Dataset records:
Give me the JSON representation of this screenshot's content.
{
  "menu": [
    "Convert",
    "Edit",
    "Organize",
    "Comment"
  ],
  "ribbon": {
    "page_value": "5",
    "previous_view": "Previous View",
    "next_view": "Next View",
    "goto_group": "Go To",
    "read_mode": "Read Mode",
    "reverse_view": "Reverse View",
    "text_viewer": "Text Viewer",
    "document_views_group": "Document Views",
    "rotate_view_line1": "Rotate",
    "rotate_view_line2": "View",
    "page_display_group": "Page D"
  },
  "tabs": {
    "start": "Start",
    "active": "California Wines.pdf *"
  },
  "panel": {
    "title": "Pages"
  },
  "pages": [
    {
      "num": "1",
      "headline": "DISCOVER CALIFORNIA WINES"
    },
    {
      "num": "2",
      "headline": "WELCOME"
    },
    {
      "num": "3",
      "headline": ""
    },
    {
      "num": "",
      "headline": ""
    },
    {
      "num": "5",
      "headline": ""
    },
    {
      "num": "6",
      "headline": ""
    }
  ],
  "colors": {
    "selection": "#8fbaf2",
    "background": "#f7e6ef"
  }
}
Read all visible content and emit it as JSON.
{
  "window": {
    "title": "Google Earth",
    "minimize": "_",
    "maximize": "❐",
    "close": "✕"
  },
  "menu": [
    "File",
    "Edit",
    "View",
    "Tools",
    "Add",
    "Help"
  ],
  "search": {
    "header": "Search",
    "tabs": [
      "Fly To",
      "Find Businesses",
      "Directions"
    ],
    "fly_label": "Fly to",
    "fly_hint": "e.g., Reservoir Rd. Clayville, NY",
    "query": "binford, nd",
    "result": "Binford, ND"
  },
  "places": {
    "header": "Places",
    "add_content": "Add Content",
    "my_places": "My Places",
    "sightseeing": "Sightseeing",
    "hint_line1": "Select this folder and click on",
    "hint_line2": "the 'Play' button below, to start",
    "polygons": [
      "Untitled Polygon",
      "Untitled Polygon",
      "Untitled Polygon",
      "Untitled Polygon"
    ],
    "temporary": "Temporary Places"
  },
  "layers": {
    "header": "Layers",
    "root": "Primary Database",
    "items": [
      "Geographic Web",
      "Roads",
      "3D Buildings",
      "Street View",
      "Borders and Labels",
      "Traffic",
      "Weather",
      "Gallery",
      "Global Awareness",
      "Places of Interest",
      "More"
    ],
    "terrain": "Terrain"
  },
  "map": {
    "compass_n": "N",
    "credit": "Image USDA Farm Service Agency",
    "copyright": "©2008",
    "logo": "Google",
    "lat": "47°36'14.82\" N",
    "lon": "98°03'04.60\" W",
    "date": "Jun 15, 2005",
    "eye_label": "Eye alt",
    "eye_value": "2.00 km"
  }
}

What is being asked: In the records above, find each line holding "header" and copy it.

Expected answer:
    "header": "Search",
    "header": "Places",
    "header": "Layers",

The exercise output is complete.